## Problem requirements
Drop all images and give the records again exactly.

## Input data
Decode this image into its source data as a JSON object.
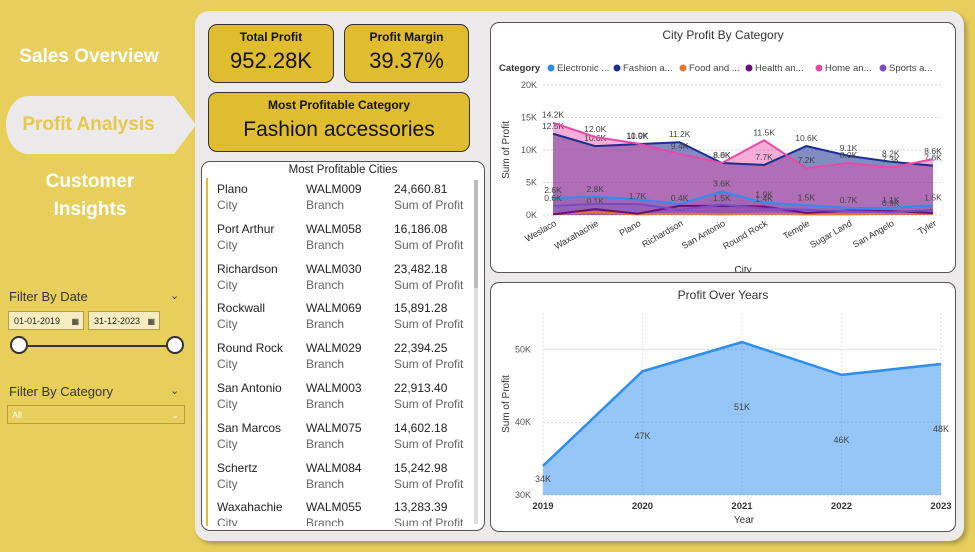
{
  "nav": {
    "sales": "Sales Overview",
    "profit": "Profit Analysis",
    "customer": "Customer Insights"
  },
  "filters": {
    "date_title": "Filter By Date",
    "start_date": "01-01-2019",
    "end_date": "31-12-2023",
    "category_title": "Filter By Category",
    "category_value": "All"
  },
  "kpis": {
    "total_profit_label": "Total Profit",
    "total_profit": "952.28K",
    "margin_label": "Profit Margin",
    "margin": "39.37%",
    "category_label": "Most Profitable Category",
    "category": "Fashion accessories"
  },
  "cities_table": {
    "title": "Most Profitable Cities",
    "sub_city": "City",
    "sub_branch": "Branch",
    "sub_profit": "Sum of Profit",
    "rows": [
      {
        "city": "Plano",
        "branch": "WALM009",
        "profit": "24,660.81"
      },
      {
        "city": "Port Arthur",
        "branch": "WALM058",
        "profit": "16,186.08"
      },
      {
        "city": "Richardson",
        "branch": "WALM030",
        "profit": "23,482.18"
      },
      {
        "city": "Rockwall",
        "branch": "WALM069",
        "profit": "15,891.28"
      },
      {
        "city": "Round Rock",
        "branch": "WALM029",
        "profit": "22,394.25"
      },
      {
        "city": "San Antonio",
        "branch": "WALM003",
        "profit": "22,913.40"
      },
      {
        "city": "San Marcos",
        "branch": "WALM075",
        "profit": "14,602.18"
      },
      {
        "city": "Schertz",
        "branch": "WALM084",
        "profit": "15,242.98"
      },
      {
        "city": "Waxahachie",
        "branch": "WALM055",
        "profit": "13,283.39"
      }
    ]
  },
  "chart_data": [
    {
      "type": "line",
      "title": "City Profit By Category",
      "xlabel": "City",
      "ylabel": "Sum of Profit",
      "legend_title": "Category",
      "legend_position": "top",
      "ylim": [
        0,
        20000
      ],
      "yticks": [
        "0K",
        "5K",
        "10K",
        "15K",
        "20K"
      ],
      "categories": [
        "Weslaco",
        "Waxahachie",
        "Plano",
        "Richardson",
        "San Antonio",
        "Round Rock",
        "Temple",
        "Sugar Land",
        "San Angelo",
        "Tyler"
      ],
      "series": [
        {
          "name": "Electronic ...",
          "color": "#2b8ef0",
          "values": [
            2600,
            2800,
            2400,
            1700,
            3600,
            1900,
            1500,
            1100,
            1100,
            1500
          ],
          "labels": [
            "2.6K",
            "2.8K",
            "",
            "",
            "3.6K",
            "1.9K",
            "1.5K",
            "0.7K",
            "1.1K",
            "1.5K"
          ]
        },
        {
          "name": "Fashion a...",
          "color": "#1a2f8f",
          "values": [
            12500,
            10600,
            10900,
            11200,
            8000,
            7700,
            10600,
            9100,
            8200,
            7600
          ],
          "labels": [
            "12.5K",
            "10.6K",
            "10.9K",
            "11.2K",
            "8.8K",
            "7.7K",
            "10.6K",
            "9.1K",
            "8.2K",
            "7.6K"
          ]
        },
        {
          "name": "Food and ...",
          "color": "#e8772e",
          "values": [
            200,
            400,
            100,
            200,
            100,
            200,
            100,
            100,
            200,
            200
          ],
          "labels": [
            "",
            "",
            "",
            "",
            "",
            "",
            "",
            "",
            "",
            ""
          ]
        },
        {
          "name": "Health an...",
          "color": "#6a0f7a",
          "values": [
            100,
            900,
            200,
            1400,
            1400,
            1300,
            300,
            700,
            600,
            300
          ],
          "labels": [
            "",
            "0.1K",
            "",
            "0.4K",
            "1.5K",
            "1.4K",
            "",
            "",
            "0.9K",
            ""
          ]
        },
        {
          "name": "Home an...",
          "color": "#e64aa8",
          "values": [
            14200,
            12000,
            11000,
            9400,
            8000,
            11500,
            7200,
            8000,
            7300,
            8600
          ],
          "labels": [
            "14.2K",
            "12.0K",
            "11.0K",
            "9.4K",
            "8.0K",
            "11.5K",
            "7.2K",
            "8.0K",
            "7.3K",
            "8.6K"
          ]
        },
        {
          "name": "Sports a...",
          "color": "#7a4dc4",
          "values": [
            1400,
            1700,
            1700,
            800,
            1600,
            1000,
            800,
            600,
            400,
            800
          ],
          "labels": [
            "0.6K",
            "",
            "1.7K",
            "",
            "",
            "",
            "",
            "",
            "",
            ""
          ]
        }
      ]
    },
    {
      "type": "area",
      "title": "Profit Over Years",
      "xlabel": "Year",
      "ylabel": "Sum of Profit",
      "ylim": [
        30000,
        55000
      ],
      "yticks": [
        "30K",
        "40K",
        "50K"
      ],
      "x": [
        "2019",
        "2020",
        "2021",
        "2022",
        "2023"
      ],
      "values": [
        34000,
        47000,
        51000,
        46500,
        48000
      ],
      "labels": [
        "34K",
        "47K",
        "51K",
        "46K",
        "48K"
      ],
      "color": "#2b8ef0"
    }
  ]
}
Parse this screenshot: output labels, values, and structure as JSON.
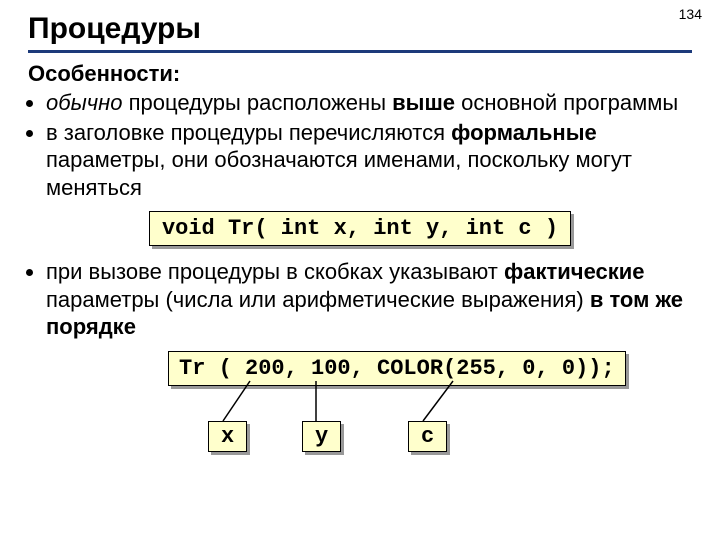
{
  "page_number": "134",
  "title": "Процедуры",
  "subtitle": "Особенности:",
  "bullets": {
    "b1_prefix_italic": "обычно",
    "b1_mid": " процедуры расположены ",
    "b1_bold": "выше",
    "b1_end": " основной программы",
    "b2_prefix": "в заголовке процедуры перечисляются ",
    "b2_bold": "формальные",
    "b2_end": " параметры, они обозначаются именами, поскольку могут меняться",
    "b3_prefix": "при вызове процедуры в скобках указывают ",
    "b3_bold1": "фактические",
    "b3_mid": " параметры (числа или арифметические выражения) ",
    "b3_bold2": "в том же порядке"
  },
  "code_decl": "void Tr( int x, int y, int c )",
  "code_call": "Tr ( 200, 100, COLOR(255, 0, 0));",
  "vars": {
    "x": "x",
    "y": "y",
    "c": "c"
  }
}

## Result
Decode this image into its source data as a JSON object.
{
  "nav": {
    "sales": "Sales Overview",
    "profit": "Profit Analysis",
    "customer": "Customer Insights"
  },
  "filters": {
    "date_title": "Filter By Date",
    "start_date": "01-01-2019",
    "end_date": "31-12-2023",
    "category_title": "Filter By Category",
    "category_value": "All"
  },
  "kpis": {
    "total_profit_label": "Total Profit",
    "total_profit": "952.28K",
    "margin_label": "Profit Margin",
    "margin": "39.37%",
    "category_label": "Most Profitable Category",
    "category": "Fashion accessories"
  },
  "cities_table": {
    "title": "Most Profitable Cities",
    "sub_city": "City",
    "sub_branch": "Branch",
    "sub_profit": "Sum of Profit",
    "rows": [
      {
        "city": "Plano",
        "branch": "WALM009",
        "profit": "24,660.81"
      },
      {
        "city": "Port Arthur",
        "branch": "WALM058",
        "profit": "16,186.08"
      },
      {
        "city": "Richardson",
        "branch": "WALM030",
        "profit": "23,482.18"
      },
      {
        "city": "Rockwall",
        "branch": "WALM069",
        "profit": "15,891.28"
      },
      {
        "city": "Round Rock",
        "branch": "WALM029",
        "profit": "22,394.25"
      },
      {
        "city": "San Antonio",
        "branch": "WALM003",
        "profit": "22,913.40"
      },
      {
        "city": "San Marcos",
        "branch": "WALM075",
        "profit": "14,602.18"
      },
      {
        "city": "Schertz",
        "branch": "WALM084",
        "profit": "15,242.98"
      },
      {
        "city": "Waxahachie",
        "branch": "WALM055",
        "profit": "13,283.39"
      }
    ]
  },
  "chart_data": [
    {
      "type": "line",
      "title": "City Profit By Category",
      "xlabel": "City",
      "ylabel": "Sum of Profit",
      "legend_title": "Category",
      "legend_position": "top",
      "ylim": [
        0,
        20000
      ],
      "yticks": [
        "0K",
        "5K",
        "10K",
        "15K",
        "20K"
      ],
      "categories": [
        "Weslaco",
        "Waxahachie",
        "Plano",
        "Richardson",
        "San Antonio",
        "Round Rock",
        "Temple",
        "Sugar Land",
        "San Angelo",
        "Tyler"
      ],
      "series": [
        {
          "name": "Electronic ...",
          "color": "#2b8ef0",
          "values": [
            2600,
            2800,
            2400,
            1700,
            3600,
            1900,
            1500,
            1100,
            1100,
            1500
          ],
          "labels": [
            "2.6K",
            "2.8K",
            "",
            "",
            "3.6K",
            "1.9K",
            "1.5K",
            "0.7K",
            "1.1K",
            "1.5K"
          ]
        },
        {
          "name": "Fashion a...",
          "color": "#1a2f8f",
          "values": [
            12500,
            10600,
            10900,
            11200,
            8000,
            7700,
            10600,
            9100,
            8200,
            7600
          ],
          "labels": [
            "12.5K",
            "10.6K",
            "10.9K",
            "11.2K",
            "8.8K",
            "7.7K",
            "10.6K",
            "9.1K",
            "8.2K",
            "7.6K"
          ]
        },
        {
          "name": "Food and ...",
          "color": "#e8772e",
          "values": [
            200,
            400,
            100,
            200,
            100,
            200,
            100,
            100,
            200,
            200
          ],
          "labels": [
            "",
            "",
            "",
            "",
            "",
            "",
            "",
            "",
            "",
            ""
          ]
        },
        {
          "name": "Health an...",
          "color": "#6a0f7a",
          "values": [
            100,
            900,
            200,
            1400,
            1400,
            1300,
            300,
            700,
            600,
            300
          ],
          "labels": [
            "",
            "0.1K",
            "",
            "0.4K",
            "1.5K",
            "1.4K",
            "",
            "",
            "0.9K",
            ""
          ]
        },
        {
          "name": "Home an...",
          "color": "#e64aa8",
          "values": [
            14200,
            12000,
            11000,
            9400,
            8000,
            11500,
            7200,
            8000,
            7300,
            8600
          ],
          "labels": [
            "14.2K",
            "12.0K",
            "11.0K",
            "9.4K",
            "8.0K",
            "11.5K",
            "7.2K",
            "8.0K",
            "7.3K",
            "8.6K"
          ]
        },
        {
          "name": "Sports a...",
          "color": "#7a4dc4",
          "values": [
            1400,
            1700,
            1700,
            800,
            1600,
            1000,
            800,
            600,
            400,
            800
          ],
          "labels": [
            "0.6K",
            "",
            "1.7K",
            "",
            "",
            "",
            "",
            "",
            "",
            ""
          ]
        }
      ]
    },
    {
      "type": "area",
      "title": "Profit Over Years",
      "xlabel": "Year",
      "ylabel": "Sum of Profit",
      "ylim": [
        30000,
        55000
      ],
      "yticks": [
        "30K",
        "40K",
        "50K"
      ],
      "x": [
        "2019",
        "2020",
        "2021",
        "2022",
        "2023"
      ],
      "values": [
        34000,
        47000,
        51000,
        46500,
        48000
      ],
      "labels": [
        "34K",
        "47K",
        "51K",
        "46K",
        "48K"
      ],
      "color": "#2b8ef0"
    }
  ]
}
Parse this screenshot: output labels, values, and structure as JSON.
{
  "page_number": "134",
  "title": "Процедуры",
  "subtitle": "Особенности:",
  "bullets": {
    "b1_prefix_italic": "обычно",
    "b1_mid": " процедуры расположены ",
    "b1_bold": "выше",
    "b1_end": " основной программы",
    "b2_prefix": "в заголовке процедуры перечисляются ",
    "b2_bold": "формальные",
    "b2_end": " параметры, они обозначаются именами, поскольку могут меняться",
    "b3_prefix": "при вызове процедуры в скобках указывают ",
    "b3_bold1": "фактические",
    "b3_mid": " параметры (числа или арифметические выражения) ",
    "b3_bold2": "в том же порядке"
  },
  "code_decl": "void Tr( int x, int y, int c )",
  "code_call": "Tr ( 200, 100, COLOR(255, 0, 0));",
  "vars": {
    "x": "x",
    "y": "y",
    "c": "c"
  }
}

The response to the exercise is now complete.